The whole listing is to be reproduced exactly as given.

Data records
*-*-*

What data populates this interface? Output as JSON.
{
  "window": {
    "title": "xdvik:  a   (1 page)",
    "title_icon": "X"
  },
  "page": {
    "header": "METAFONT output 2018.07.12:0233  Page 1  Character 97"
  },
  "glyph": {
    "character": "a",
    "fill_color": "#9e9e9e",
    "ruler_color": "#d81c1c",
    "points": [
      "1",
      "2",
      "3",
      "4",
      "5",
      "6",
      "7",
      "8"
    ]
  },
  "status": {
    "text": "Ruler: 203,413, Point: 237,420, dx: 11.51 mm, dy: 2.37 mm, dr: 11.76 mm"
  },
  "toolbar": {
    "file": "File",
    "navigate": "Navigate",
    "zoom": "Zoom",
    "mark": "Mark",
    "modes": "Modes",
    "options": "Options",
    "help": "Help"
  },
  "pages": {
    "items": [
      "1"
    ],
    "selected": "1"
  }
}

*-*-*

Your solution
What data populates this interface? Output as JSON.
{
  "window": {
    "title": "xdvik:  a   (1 page)",
    "title_icon": "X"
  },
  "page": {
    "header": "METAFONT output 2018.07.12:0233  Page 1  Character 97"
  },
  "glyph": {
    "character": "a",
    "fill_color": "#9e9e9e",
    "ruler_color": "#d81c1c",
    "points": [
      "1",
      "2",
      "3",
      "4",
      "5",
      "6",
      "7",
      "8"
    ]
  },
  "status": {
    "text": "Ruler: 203,413, Point: 237,420, dx: 11.51 mm, dy: 2.37 mm, dr: 11.76 mm"
  },
  "toolbar": {
    "file": "File",
    "navigate": "Navigate",
    "zoom": "Zoom",
    "mark": "Mark",
    "modes": "Modes",
    "options": "Options",
    "help": "Help"
  },
  "pages": {
    "items": [
      "1"
    ],
    "selected": "1"
  }
}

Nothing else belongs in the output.